Budget 2012 - what it means for landlords

Today’s Budget announcement has important practical implications for landlords.

With the British economy in dangerous straits, the government was under pressure to deliver a programme for growth - but many will be unhappy with the outcome.

So what does the Budget mean for you?

Forecasts

• The Office for Budget Responsibility (OBR) expects the British economy to avoid recession. It now expects growth of 0.8 per cent during 2012, 2 per cent in 2013, and 2.7 per cent in 2014, and 3 per cent in 2015 and 2016.
• The OBR expects inflation to fall to 1.9 per cent in 2013.
• The OBR expects the eurozone to contract by 0.3 per cent in the next two years.

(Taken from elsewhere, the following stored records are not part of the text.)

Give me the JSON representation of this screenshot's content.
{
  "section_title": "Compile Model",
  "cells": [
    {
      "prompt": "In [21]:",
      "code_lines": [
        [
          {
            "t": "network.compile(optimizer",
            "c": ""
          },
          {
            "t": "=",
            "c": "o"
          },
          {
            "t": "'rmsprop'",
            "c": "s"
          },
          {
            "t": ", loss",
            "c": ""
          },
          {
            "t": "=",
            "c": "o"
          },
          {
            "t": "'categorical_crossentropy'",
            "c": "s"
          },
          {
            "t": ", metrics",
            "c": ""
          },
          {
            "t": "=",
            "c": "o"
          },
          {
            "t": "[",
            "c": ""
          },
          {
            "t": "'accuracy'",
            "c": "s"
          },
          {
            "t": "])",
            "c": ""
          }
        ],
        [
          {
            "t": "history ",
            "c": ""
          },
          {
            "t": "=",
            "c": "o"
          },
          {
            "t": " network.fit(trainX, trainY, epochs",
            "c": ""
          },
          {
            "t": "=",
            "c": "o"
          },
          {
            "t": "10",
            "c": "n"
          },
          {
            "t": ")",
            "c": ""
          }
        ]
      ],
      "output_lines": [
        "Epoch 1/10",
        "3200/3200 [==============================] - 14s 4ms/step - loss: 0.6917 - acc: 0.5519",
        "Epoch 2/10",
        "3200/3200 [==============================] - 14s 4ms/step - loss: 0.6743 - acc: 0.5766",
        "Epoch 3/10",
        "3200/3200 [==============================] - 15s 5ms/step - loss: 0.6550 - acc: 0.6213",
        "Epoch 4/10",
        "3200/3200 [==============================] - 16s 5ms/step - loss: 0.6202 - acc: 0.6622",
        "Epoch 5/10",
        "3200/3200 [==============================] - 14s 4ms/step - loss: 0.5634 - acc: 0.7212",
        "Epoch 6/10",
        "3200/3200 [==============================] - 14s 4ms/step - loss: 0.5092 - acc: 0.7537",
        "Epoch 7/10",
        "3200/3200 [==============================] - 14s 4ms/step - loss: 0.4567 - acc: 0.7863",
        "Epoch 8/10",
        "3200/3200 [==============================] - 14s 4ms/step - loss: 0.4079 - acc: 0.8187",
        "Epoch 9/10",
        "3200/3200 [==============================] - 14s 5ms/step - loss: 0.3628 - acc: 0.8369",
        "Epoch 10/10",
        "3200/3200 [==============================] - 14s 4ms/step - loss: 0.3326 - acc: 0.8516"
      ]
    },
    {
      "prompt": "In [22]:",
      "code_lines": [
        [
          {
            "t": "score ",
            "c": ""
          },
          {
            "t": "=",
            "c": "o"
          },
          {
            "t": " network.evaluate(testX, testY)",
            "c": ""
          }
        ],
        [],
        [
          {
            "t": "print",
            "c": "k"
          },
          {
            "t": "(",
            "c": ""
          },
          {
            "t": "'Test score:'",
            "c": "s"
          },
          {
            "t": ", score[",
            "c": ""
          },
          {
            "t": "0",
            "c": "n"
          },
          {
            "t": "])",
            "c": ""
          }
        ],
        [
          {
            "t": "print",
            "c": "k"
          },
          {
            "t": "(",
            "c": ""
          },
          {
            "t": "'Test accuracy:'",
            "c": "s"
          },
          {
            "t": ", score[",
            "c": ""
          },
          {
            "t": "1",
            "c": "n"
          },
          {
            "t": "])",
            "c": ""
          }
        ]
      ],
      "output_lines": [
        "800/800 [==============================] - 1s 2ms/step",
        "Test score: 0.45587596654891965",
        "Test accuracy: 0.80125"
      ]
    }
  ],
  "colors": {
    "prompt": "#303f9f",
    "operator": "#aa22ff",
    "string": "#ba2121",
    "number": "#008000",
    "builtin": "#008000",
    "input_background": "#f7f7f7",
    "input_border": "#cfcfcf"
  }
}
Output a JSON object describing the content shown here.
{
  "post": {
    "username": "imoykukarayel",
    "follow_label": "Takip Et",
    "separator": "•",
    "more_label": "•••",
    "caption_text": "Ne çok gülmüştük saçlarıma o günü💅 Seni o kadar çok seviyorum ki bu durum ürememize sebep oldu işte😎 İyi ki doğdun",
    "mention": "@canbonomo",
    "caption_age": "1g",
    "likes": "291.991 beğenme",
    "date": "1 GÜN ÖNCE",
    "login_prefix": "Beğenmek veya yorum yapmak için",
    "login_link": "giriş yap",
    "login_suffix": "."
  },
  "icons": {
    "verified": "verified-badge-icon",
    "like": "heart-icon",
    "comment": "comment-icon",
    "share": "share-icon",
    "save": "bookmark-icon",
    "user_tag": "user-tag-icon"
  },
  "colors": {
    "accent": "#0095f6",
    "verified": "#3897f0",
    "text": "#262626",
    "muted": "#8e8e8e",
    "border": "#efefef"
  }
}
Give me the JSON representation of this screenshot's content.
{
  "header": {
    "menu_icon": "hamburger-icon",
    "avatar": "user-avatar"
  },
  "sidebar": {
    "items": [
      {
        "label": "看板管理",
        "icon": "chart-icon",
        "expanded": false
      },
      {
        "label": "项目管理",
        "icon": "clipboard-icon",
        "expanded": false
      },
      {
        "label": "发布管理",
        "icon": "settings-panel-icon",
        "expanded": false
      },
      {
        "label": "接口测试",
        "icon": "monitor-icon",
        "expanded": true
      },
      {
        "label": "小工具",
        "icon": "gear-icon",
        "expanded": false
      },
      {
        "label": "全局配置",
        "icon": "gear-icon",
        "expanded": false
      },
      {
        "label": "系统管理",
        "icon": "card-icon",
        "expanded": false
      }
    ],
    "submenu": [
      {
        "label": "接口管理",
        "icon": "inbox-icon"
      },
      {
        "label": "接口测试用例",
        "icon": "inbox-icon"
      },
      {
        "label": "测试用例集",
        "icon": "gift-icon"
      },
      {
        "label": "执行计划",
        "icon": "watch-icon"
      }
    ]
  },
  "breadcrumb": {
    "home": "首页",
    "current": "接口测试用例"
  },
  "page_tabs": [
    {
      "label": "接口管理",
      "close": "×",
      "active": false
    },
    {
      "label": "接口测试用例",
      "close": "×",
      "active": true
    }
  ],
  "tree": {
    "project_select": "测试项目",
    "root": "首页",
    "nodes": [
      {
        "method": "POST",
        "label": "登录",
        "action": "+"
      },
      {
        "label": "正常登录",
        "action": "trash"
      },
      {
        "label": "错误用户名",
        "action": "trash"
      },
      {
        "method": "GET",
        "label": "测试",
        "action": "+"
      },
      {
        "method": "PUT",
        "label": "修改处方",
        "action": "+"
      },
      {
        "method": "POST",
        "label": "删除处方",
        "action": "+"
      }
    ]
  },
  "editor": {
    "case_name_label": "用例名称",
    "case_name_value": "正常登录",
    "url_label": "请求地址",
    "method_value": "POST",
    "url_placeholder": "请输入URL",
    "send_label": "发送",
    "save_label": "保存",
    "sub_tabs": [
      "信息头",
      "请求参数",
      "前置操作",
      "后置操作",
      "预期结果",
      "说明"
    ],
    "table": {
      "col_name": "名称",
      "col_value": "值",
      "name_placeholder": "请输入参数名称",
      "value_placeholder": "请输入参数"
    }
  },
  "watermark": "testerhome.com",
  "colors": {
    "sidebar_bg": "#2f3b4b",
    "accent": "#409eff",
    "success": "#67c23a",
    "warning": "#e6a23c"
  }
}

Personal tax

• The income tax threshold will rise to £9,205 from April 2013. The threshold is already scheduled to rise to £8,105 from next month.
• The top rate of income tax will be cut to 45 pence from 50 pence, from April next year.
• Taxpayers will receive a personal tax statement.
• There will be a new cap on income tax relief for those claiming more than £50,000 in reliefs.

Business tax

• The headline rate of corporation tax will fall to 24 per cent from April, and then to 22 per cent from 2014.
• The smallest firms will get a simplified tax reporting system, in line with an EU directive.

Landlord-specific

• The Get Britain Building fund will be expanded.
• A new Stamp Duty Land Tax of 7 per cent will be charged on properties over £2 million.
• A further Stamp Duty Land Tax of 15 per cent will be charged on properties over £2 million and held in “corporate envelopes”.